Where do we go from here? In 1966 the Grand Prix cars will still be required to burn gas, but can have unsupercharged 3-liter engines, or supercharged 1.5-liter engines, or gas turbines rated according to a rather complex new system. The people who five years ago were shouting that a change from a 2.5-liter to a l.5-liter formula would make racing too expensive are now shouting that the change from a 1.5-liter to a 3-liter formula will make racing too expensive, but other people are saving their breath and making plans.

Which type of engine eventually proves best under the 1966 Formula I could depend quite a lot upon how "Commercial Fuel" is eventually interpreted. The types of gas sold to motorists nowadays are extremely heat-sensitive in their anti-knock quality, and while they suit contemporary production automobiles, they would not be suitable for use in highly supercharged engines. Had alcohol fuel been allowed, a supercharged l.5-liter engine would certainly have been expected to beat an unsupercharged 3-liter: if military aviation fuel is allowed, the supercharged engine may yet be competitive: at the moment, however, designers are coming to the view that an unsupercharged 3-liter engine offers the prospect of more power and longer range on a tank of gas.

One trick which might help the supercharged engine would be to meter water from separate tanks into the fuel/ air mixture entering the engine, as an internal coolant and anti­knock additive. Provided neither alcohol, anti-freeze, nor anything else inflammable was mixed with the water, it could hardly be counted as a fuel, and water injection can permit a useful increase in the supercharger pressure usable without an engine detonating itself to pieces.

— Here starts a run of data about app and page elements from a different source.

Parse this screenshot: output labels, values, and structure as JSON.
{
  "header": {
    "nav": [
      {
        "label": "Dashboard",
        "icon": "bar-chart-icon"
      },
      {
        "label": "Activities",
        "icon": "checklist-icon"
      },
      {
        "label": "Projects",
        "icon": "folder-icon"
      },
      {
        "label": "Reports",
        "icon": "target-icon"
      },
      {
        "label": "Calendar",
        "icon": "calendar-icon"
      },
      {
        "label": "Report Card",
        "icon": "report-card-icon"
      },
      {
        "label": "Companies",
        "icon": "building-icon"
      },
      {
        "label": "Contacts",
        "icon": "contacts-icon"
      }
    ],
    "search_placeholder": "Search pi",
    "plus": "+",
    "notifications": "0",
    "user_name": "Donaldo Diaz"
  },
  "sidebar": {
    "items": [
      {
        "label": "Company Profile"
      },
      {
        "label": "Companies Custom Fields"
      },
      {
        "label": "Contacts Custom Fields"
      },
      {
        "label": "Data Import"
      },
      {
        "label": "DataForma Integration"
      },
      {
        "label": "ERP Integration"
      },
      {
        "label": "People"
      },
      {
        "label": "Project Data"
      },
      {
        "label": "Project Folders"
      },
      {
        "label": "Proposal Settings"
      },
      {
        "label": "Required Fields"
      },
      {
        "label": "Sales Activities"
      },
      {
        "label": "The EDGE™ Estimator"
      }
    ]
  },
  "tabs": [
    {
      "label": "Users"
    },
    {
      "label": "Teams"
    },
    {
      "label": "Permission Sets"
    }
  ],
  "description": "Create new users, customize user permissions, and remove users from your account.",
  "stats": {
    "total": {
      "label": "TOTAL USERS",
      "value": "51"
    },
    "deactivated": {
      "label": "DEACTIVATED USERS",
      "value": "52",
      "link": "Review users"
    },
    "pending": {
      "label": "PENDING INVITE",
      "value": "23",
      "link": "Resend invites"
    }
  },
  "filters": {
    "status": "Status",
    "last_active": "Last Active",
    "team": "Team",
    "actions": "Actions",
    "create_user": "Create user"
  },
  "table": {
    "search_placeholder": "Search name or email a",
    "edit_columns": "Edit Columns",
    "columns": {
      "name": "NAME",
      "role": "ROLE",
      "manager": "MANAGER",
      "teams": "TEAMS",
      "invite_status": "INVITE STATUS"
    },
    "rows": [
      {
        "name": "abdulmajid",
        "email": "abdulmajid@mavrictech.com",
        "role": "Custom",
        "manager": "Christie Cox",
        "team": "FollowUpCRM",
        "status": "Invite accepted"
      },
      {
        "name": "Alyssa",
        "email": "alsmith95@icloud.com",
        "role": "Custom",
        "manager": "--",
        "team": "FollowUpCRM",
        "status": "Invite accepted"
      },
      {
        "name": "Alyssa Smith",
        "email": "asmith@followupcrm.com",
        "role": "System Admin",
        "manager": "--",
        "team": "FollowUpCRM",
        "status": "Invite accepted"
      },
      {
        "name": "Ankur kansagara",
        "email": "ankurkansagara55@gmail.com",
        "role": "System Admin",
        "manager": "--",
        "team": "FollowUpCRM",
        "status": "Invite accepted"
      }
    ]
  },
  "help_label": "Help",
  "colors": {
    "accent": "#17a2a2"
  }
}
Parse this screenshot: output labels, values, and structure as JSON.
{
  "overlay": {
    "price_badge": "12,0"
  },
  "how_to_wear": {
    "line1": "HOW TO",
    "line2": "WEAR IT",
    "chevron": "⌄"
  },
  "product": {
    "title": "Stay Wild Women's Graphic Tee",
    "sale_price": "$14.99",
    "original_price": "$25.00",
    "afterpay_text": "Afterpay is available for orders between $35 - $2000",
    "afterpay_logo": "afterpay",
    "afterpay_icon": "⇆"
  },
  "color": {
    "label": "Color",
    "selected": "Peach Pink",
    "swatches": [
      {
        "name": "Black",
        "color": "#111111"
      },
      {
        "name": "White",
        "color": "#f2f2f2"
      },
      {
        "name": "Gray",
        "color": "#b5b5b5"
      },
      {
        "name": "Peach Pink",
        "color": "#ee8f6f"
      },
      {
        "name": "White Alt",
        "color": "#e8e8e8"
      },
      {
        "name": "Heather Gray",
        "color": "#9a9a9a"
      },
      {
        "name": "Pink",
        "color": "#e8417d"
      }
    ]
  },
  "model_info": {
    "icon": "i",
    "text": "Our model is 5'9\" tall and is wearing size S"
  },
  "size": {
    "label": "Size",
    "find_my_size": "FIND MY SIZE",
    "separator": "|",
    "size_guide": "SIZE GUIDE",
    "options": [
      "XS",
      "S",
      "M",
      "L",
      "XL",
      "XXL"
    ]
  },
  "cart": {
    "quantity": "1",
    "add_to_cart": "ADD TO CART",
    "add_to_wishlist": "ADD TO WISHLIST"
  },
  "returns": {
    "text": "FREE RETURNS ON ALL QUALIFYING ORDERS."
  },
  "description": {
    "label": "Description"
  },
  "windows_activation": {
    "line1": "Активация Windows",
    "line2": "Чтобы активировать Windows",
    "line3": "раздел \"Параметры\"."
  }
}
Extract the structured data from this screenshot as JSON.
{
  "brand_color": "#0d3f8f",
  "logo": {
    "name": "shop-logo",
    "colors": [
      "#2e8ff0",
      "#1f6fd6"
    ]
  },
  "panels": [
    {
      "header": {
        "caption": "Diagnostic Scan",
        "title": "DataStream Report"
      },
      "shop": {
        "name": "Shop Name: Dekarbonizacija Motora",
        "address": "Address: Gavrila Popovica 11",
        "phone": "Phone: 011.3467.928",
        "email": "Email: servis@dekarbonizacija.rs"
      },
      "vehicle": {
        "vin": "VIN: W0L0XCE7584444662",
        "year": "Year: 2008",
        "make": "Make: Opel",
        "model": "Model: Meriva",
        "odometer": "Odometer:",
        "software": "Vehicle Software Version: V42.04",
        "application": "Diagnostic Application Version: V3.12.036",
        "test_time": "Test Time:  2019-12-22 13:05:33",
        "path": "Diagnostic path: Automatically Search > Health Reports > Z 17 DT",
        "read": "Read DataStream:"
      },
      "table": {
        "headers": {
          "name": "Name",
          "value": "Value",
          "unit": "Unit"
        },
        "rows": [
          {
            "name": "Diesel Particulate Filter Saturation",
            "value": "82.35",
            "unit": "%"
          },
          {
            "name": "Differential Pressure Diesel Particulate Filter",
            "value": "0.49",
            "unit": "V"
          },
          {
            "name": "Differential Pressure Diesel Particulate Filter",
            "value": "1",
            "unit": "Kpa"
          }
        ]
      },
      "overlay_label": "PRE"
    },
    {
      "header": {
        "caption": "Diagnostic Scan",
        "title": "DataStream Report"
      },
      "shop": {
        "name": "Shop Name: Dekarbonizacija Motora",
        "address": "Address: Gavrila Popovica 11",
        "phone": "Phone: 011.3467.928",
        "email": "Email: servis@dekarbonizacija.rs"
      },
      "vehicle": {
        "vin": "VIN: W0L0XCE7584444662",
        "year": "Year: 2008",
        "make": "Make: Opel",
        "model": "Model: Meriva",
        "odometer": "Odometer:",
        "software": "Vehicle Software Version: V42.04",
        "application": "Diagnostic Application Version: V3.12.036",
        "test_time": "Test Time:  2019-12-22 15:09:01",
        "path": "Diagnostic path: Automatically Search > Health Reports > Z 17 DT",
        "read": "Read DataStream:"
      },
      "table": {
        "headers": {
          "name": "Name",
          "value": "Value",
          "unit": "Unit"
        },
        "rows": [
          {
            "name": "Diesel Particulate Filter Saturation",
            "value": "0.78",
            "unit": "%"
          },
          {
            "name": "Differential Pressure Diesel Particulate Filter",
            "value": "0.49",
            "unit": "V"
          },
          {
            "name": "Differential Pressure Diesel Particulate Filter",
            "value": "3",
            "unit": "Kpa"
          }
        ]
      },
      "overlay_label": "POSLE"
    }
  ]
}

Doing this would, of course, mean carrying more weight in the car.

Gas turbine cars are another possibility, and a good deal depends on whether any company sees commercial advantages in sponsoring the development of a gas turbine Grand Prix car. A formula for rating gas turbines in comparison with piston engines, based on the area of gas flow at the turbine inlet nozzles and the attainable output pressures with various designs of compressor, has now been laid down by the FIA on the basis of proposals by BRM and Rover engineers. These latter gentlemen seem perhaps to have been rather too honest in admitting what their gas turbines can do, for the new type of engine to get a very favorable rating. I am sure a fast and responsive turbine-engined Grand Prix car could be built, if silence and fuel economy were sacrificed by governing the gas generator to run always at full speed, and opening a "waste gate" to by-pass the power turbine when thrust was not wanted.

At this moment, it would seem pretty certain that BRM, Ferrari, and Honda will be racing from the start of the new Formula I in 1966. Coventry Climax seems determined to take a rest from racing engine construction, perhaps because parent company Jaguar needs work on a new production engine hustled forward, so Lotus will probably have engines bought from BRM if Ford does not produce them something; and Cooper, who has just found fresh financial backing, may be having engines built by Maserati.

To make use of doubled power, a lot of thought is being given to the attractions of 4-wheel-drive, which by giving improved acceleration from slow turns and faster cornering may justify the extra weight and frontal area which its use involves. That, however, is another story!

The 1965 season, though the last, promises even further development of the 1.5-liter engine.